Data-intensive application workloads, such as computer-aided engineering, business analytics and databases will drive 64-bit adoption. Applications will generally fall into one of four application workload scenarios.
Intel Xeon-based 32-bit x86 servers remain the most cost effective technology for running lower-priced 32-bit infrastructure software such as web servers and file and print servers.
The vast majority of client-side applications, such as office productivity suites, do not need the performance boost offered through extended memory. Therefore, most general business PC users will stick with 32-bit applications without worrying about the architecture of the processor.
However, with both Intel and AMD focusing all their PC processor research and development efforts on 64-bit, it is reasonable to assume that most PC buyers in 2006 will be buying 64-bit machines, regardless of whether or not their OS and apps are 64-bit.
Today, infrastructure applications such as Dynamic Host Configuration Protocol servers and domain controllers largely operate satisfactorily as 32-bit. However, the applications will scale and perform better with a 64-bit OS and processor combinations under the hood.
Unix users will continue to run high-performance technical computing applications on 64-bit Unix/Risc systems, such as Sun Microsystems' Sparc and IBM's Power5-based systems, as well as on Intel Itanium 2.
These applications have complex transactional and data analytics, large data sets and heavy processing loads and require a full complement of many 64-bit optimised feature sets (eg 64-bit hardware, OS, drivers, compilers and software development tools).
Although the introduction of the Linux 2.6 kernel closes the gap between feature and functionality between Unix and Linux, customers will still lean toward Unix on Risc alternatives, most notably on Power5 and Itanium 2, for high-end, heavy-lifting applications that require maximum symmetric multi-processing-based performance scalability thresholds.

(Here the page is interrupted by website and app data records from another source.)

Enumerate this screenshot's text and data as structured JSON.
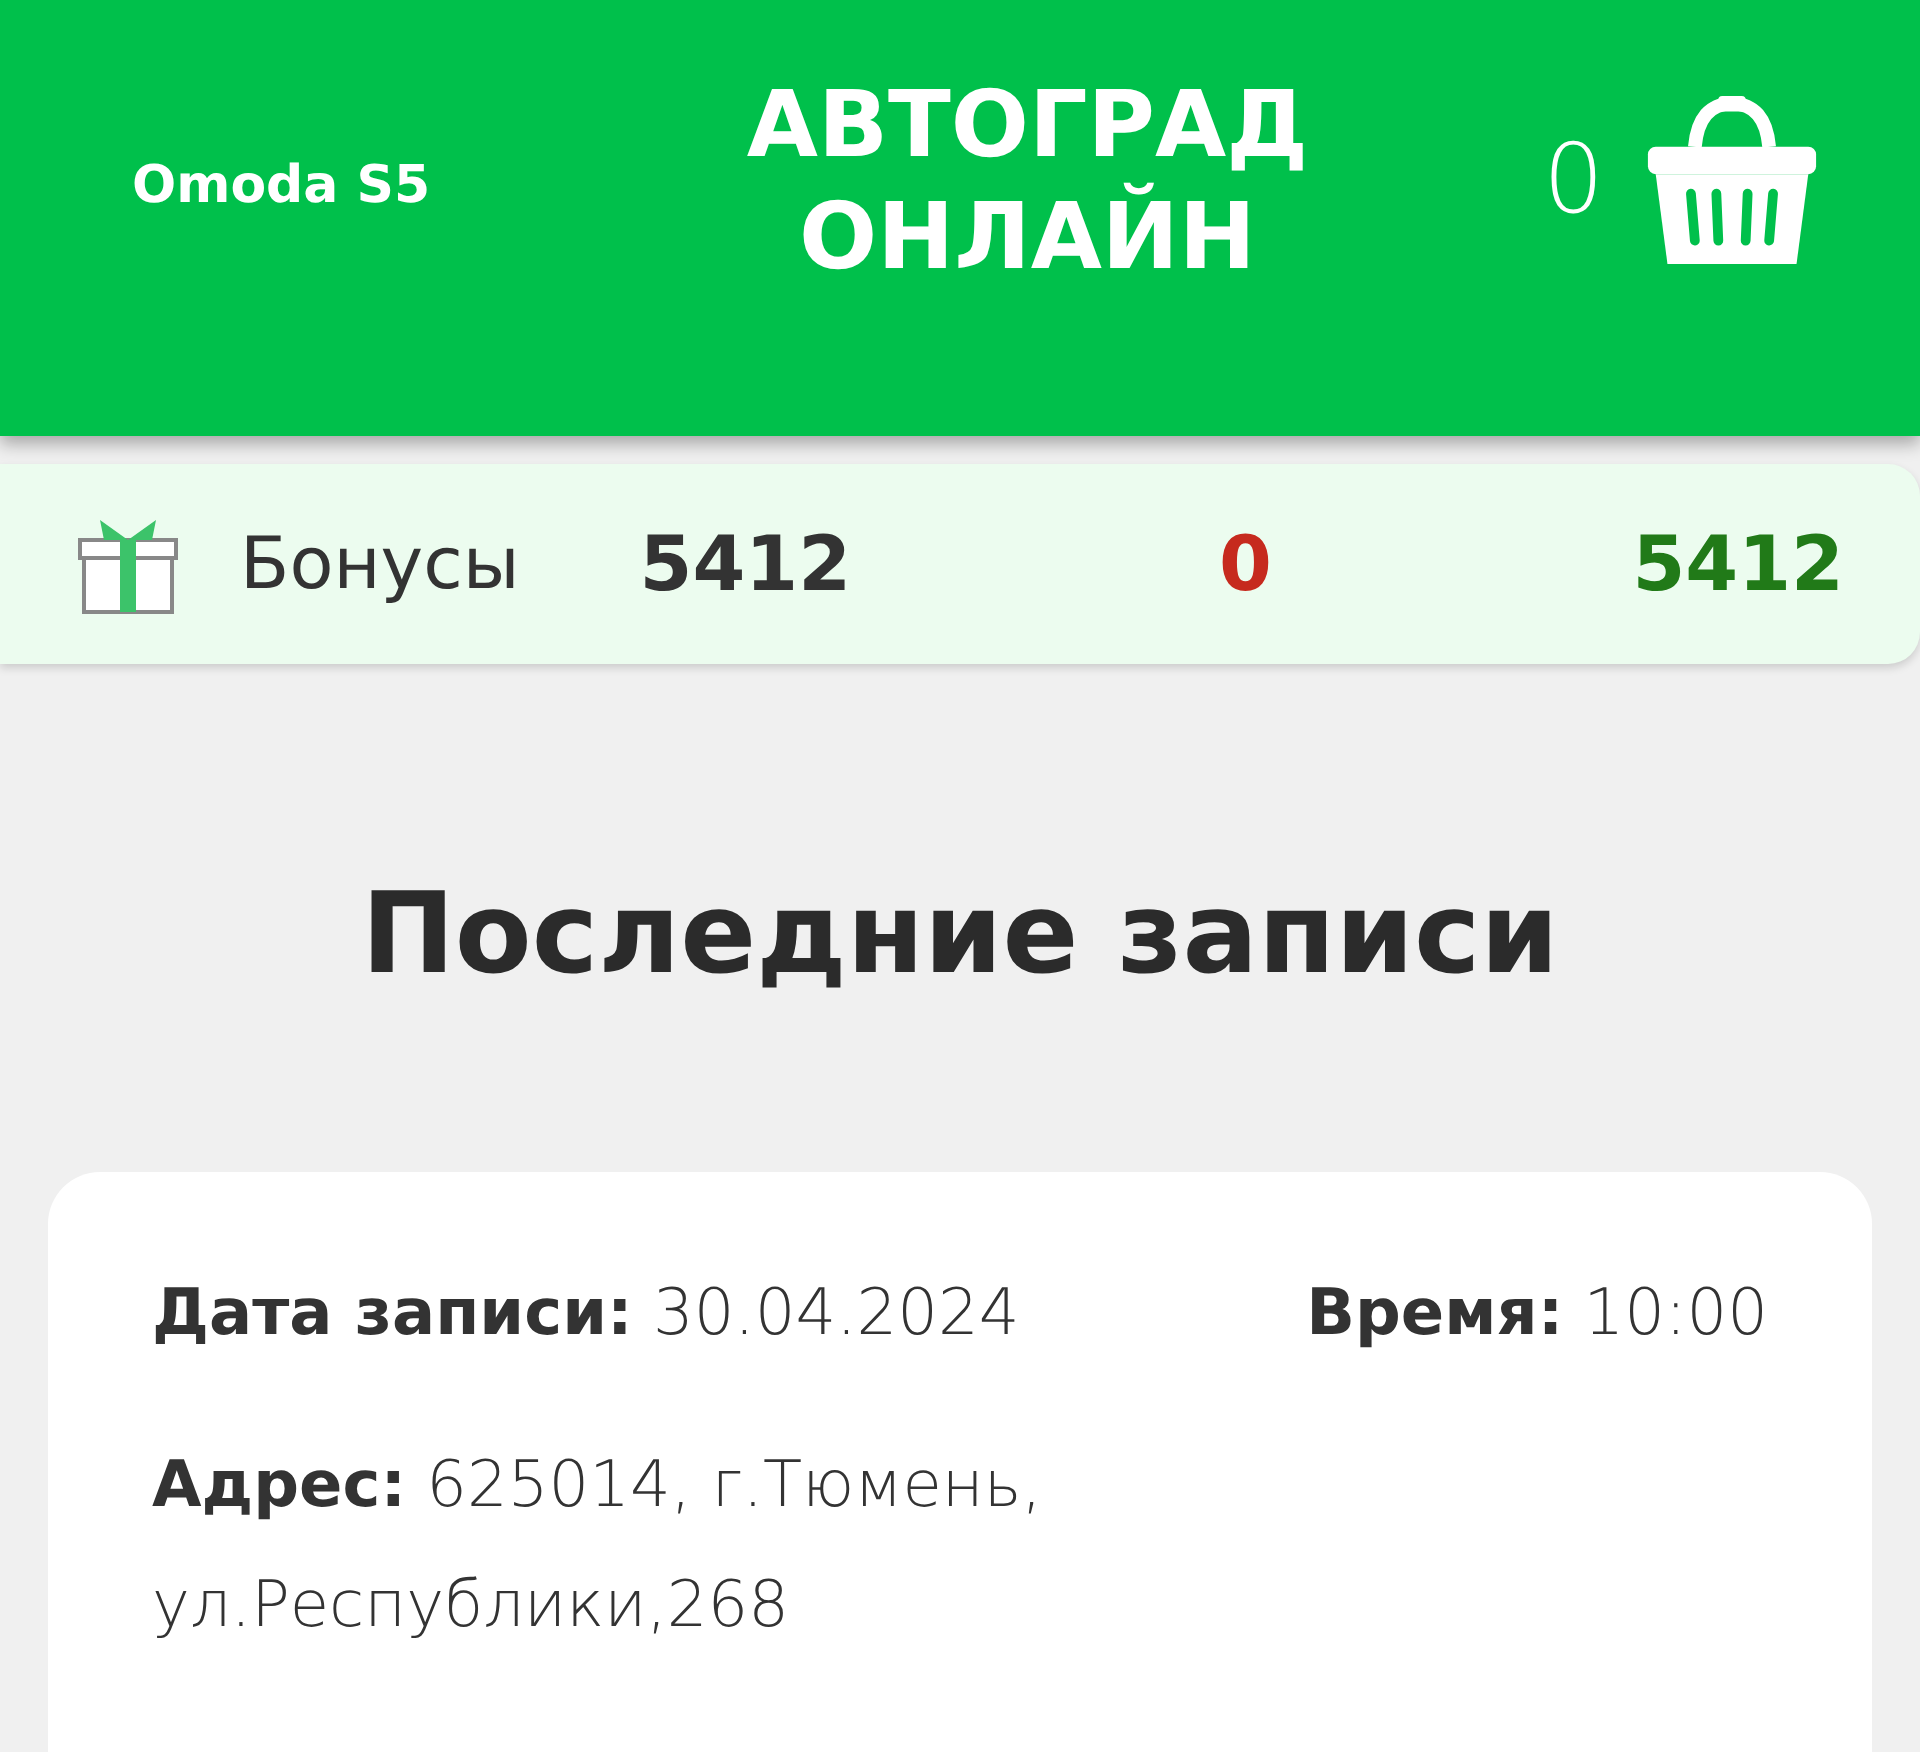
{
  "header": {
    "model": "Omoda S5",
    "title": "АВТОГРАД ОНЛАЙН",
    "cart_count": "0"
  },
  "bonuses": {
    "label": "Бонусы",
    "total": "5412",
    "spent": "0",
    "available": "5412"
  },
  "section_title": "Последние записи",
  "records": [
    {
      "date": "**Дата записи:** 30.04.2024",
      "time": "**Время:** 10:00",
      "address": "**Адрес:** 625014, г.Тюмень, ул.Республики,268"
    }
  ]
}
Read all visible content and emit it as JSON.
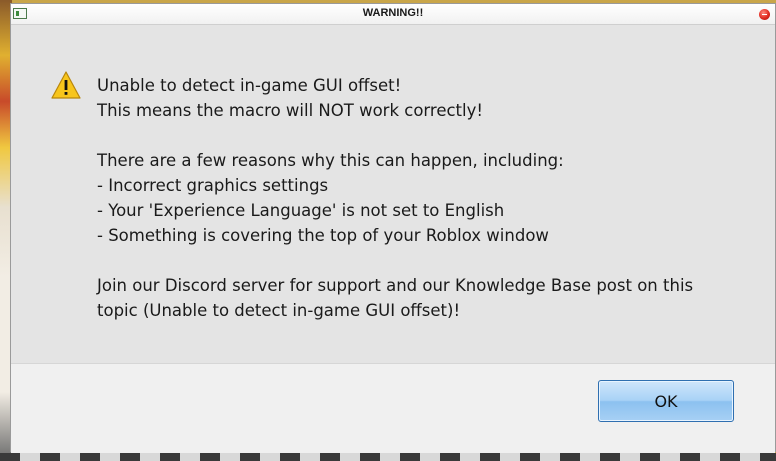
{
  "window": {
    "title": "WARNING!!",
    "close_label": "Close"
  },
  "icons": {
    "app": "app-icon",
    "warning": "warning-icon",
    "close": "close-icon"
  },
  "message": {
    "lines": [
      "Unable to detect in-game GUI offset!",
      "This means the macro will NOT work correctly!",
      "",
      "There are a few reasons why this can happen, including:",
      "- Incorrect graphics settings",
      "- Your 'Experience Language' is not set to English",
      "- Something is covering the top of your Roblox window",
      "",
      "Join our Discord server for support and our Knowledge Base post on this",
      "topic (Unable to detect in-game GUI offset)!"
    ]
  },
  "buttons": {
    "ok_label": "OK"
  },
  "colors": {
    "dialog_bg": "#e4e4e4",
    "footer_bg": "#f0f0f0",
    "ok_button_bg": "#a9d2f6",
    "warning_yellow": "#f7c51c"
  }
}
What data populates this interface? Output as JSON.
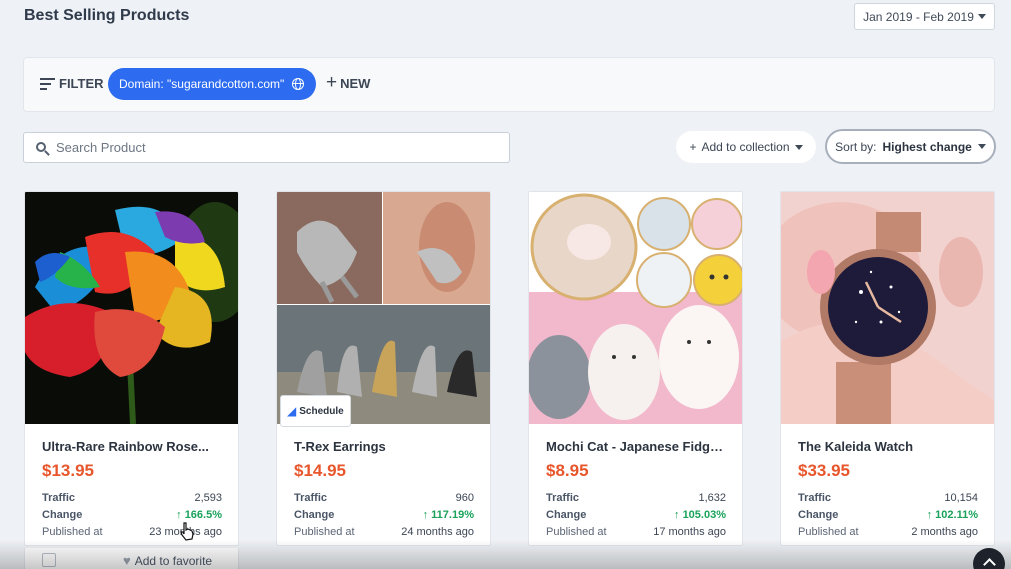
{
  "header": {
    "title": "Best Selling Products",
    "date_range": "Jan 2019 - Feb 2019"
  },
  "filter_bar": {
    "filter_label": "FILTER",
    "chip_label": "Domain: \"sugarandcotton.com\"",
    "new_label": "NEW"
  },
  "toolbar": {
    "search_placeholder": "Search Product",
    "add_collection_label": "Add to collection",
    "sort_prefix": "Sort by:",
    "sort_value": "Highest change"
  },
  "stat_labels": {
    "traffic": "Traffic",
    "change": "Change",
    "published": "Published at"
  },
  "products": [
    {
      "title": "Ultra-Rare Rainbow Rose...",
      "price": "$13.95",
      "traffic": "2,593",
      "change": "166.5%",
      "published": "23 months ago"
    },
    {
      "title": "T-Rex Earrings",
      "price": "$14.95",
      "traffic": "960",
      "change": "117.19%",
      "published": "24 months ago"
    },
    {
      "title": "Mochi Cat - Japanese Fidget...",
      "price": "$8.95",
      "traffic": "1,632",
      "change": "105.03%",
      "published": "17 months ago"
    },
    {
      "title": "The Kaleida Watch",
      "price": "$33.95",
      "traffic": "10,154",
      "change": "102.11%",
      "published": "2 months ago"
    }
  ],
  "schedule_label": "Schedule",
  "favorite_label": "Add to favorite",
  "colors": {
    "accent": "#2d6cf0",
    "price": "#e8562c",
    "positive": "#19a25a",
    "background": "#eef1f5"
  }
}
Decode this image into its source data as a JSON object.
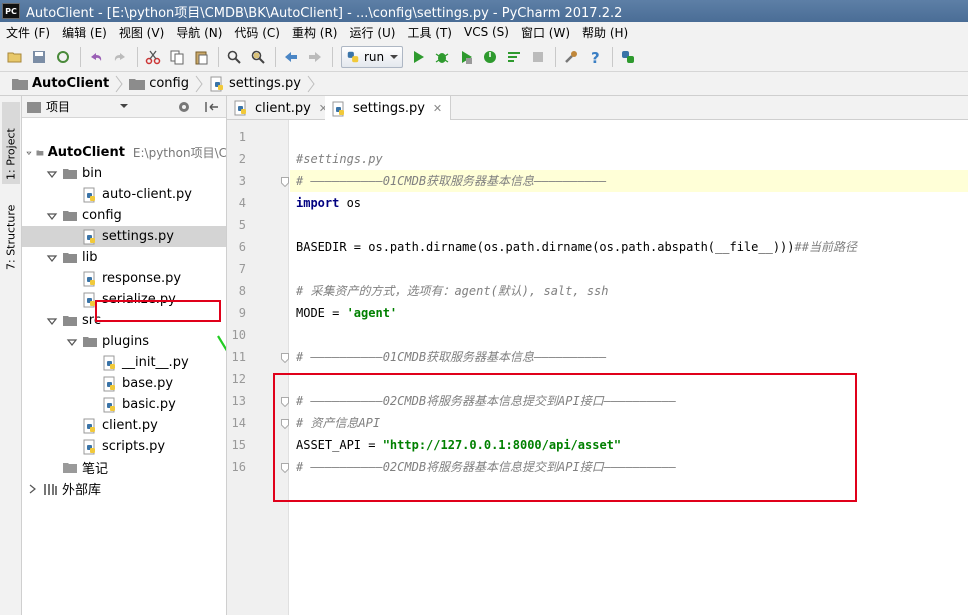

Simon Yates is an analyst at Forrester Research
This was first published in February 2005